## WHAT YOU ARE ASKED TO DO:
Set down again each entry exactly as it reads, pictures excluded.

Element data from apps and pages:
****************************************
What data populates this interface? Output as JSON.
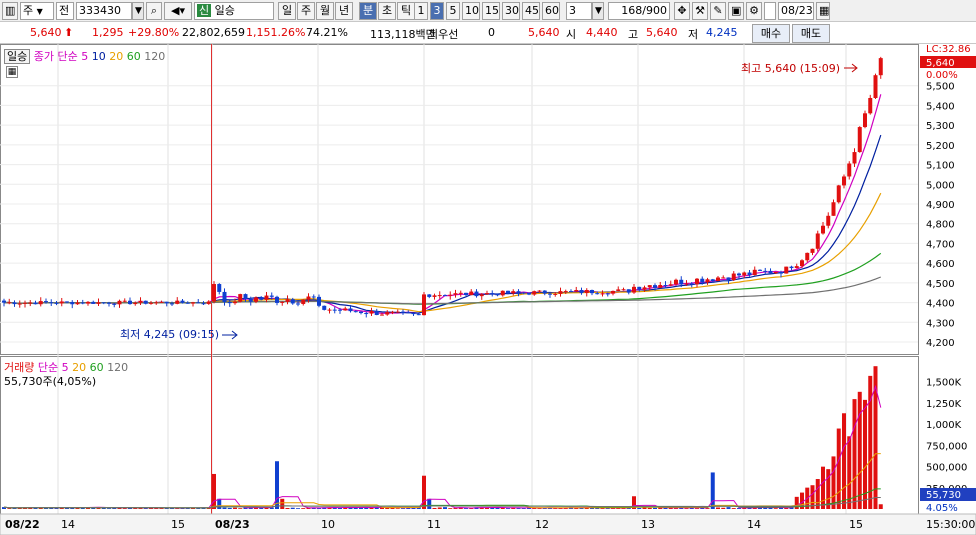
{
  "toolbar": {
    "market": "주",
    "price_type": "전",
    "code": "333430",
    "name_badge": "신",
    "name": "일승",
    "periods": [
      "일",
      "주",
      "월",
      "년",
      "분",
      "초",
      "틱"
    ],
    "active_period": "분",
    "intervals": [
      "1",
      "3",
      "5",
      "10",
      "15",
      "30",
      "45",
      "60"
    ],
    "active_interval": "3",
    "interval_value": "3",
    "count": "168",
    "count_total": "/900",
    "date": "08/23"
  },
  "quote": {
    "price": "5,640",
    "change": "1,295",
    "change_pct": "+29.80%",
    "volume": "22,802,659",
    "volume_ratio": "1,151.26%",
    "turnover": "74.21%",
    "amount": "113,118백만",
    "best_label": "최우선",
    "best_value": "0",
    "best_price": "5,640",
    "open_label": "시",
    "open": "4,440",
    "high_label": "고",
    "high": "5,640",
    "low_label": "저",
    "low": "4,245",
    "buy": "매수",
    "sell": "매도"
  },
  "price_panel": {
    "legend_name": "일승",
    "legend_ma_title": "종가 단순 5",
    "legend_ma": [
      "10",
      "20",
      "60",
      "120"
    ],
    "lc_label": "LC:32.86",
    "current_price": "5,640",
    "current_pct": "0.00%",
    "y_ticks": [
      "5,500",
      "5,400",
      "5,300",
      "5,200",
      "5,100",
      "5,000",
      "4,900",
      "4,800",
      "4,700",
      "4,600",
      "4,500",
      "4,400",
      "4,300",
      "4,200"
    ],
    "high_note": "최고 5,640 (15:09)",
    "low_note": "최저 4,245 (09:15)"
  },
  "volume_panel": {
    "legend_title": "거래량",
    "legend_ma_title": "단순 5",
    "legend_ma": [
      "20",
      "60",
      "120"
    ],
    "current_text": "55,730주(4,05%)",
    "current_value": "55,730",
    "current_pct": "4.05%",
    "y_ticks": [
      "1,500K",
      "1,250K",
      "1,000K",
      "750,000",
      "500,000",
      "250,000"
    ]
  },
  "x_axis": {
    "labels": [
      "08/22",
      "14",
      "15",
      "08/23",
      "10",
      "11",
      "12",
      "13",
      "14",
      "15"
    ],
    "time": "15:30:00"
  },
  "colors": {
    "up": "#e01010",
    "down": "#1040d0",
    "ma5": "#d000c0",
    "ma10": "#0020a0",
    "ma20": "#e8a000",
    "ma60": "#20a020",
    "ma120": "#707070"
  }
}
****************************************
## WRITTEN SOLUTION:
What data populates this interface? Output as JSON.
{
  "toolbar": {
    "market": "주",
    "price_type": "전",
    "code": "333430",
    "name_badge": "신",
    "name": "일승",
    "periods": [
      "일",
      "주",
      "월",
      "년",
      "분",
      "초",
      "틱"
    ],
    "active_period": "분",
    "intervals": [
      "1",
      "3",
      "5",
      "10",
      "15",
      "30",
      "45",
      "60"
    ],
    "active_interval": "3",
    "interval_value": "3",
    "count": "168",
    "count_total": "/900",
    "date": "08/23"
  },
  "quote": {
    "price": "5,640",
    "change": "1,295",
    "change_pct": "+29.80%",
    "volume": "22,802,659",
    "volume_ratio": "1,151.26%",
    "turnover": "74.21%",
    "amount": "113,118백만",
    "best_label": "최우선",
    "best_value": "0",
    "best_price": "5,640",
    "open_label": "시",
    "open": "4,440",
    "high_label": "고",
    "high": "5,640",
    "low_label": "저",
    "low": "4,245",
    "buy": "매수",
    "sell": "매도"
  },
  "price_panel": {
    "legend_name": "일승",
    "legend_ma_title": "종가 단순 5",
    "legend_ma": [
      "10",
      "20",
      "60",
      "120"
    ],
    "lc_label": "LC:32.86",
    "current_price": "5,640",
    "current_pct": "0.00%",
    "y_ticks": [
      "5,500",
      "5,400",
      "5,300",
      "5,200",
      "5,100",
      "5,000",
      "4,900",
      "4,800",
      "4,700",
      "4,600",
      "4,500",
      "4,400",
      "4,300",
      "4,200"
    ],
    "high_note": "최고 5,640 (15:09)",
    "low_note": "최저 4,245 (09:15)"
  },
  "volume_panel": {
    "legend_title": "거래량",
    "legend_ma_title": "단순 5",
    "legend_ma": [
      "20",
      "60",
      "120"
    ],
    "current_text": "55,730주(4,05%)",
    "current_value": "55,730",
    "current_pct": "4.05%",
    "y_ticks": [
      "1,500K",
      "1,250K",
      "1,000K",
      "750,000",
      "500,000",
      "250,000"
    ]
  },
  "x_axis": {
    "labels": [
      "08/22",
      "14",
      "15",
      "08/23",
      "10",
      "11",
      "12",
      "13",
      "14",
      "15"
    ],
    "time": "15:30:00"
  },
  "colors": {
    "up": "#e01010",
    "down": "#1040d0",
    "ma5": "#d000c0",
    "ma10": "#0020a0",
    "ma20": "#e8a000",
    "ma60": "#20a020",
    "ma120": "#707070"
  }
}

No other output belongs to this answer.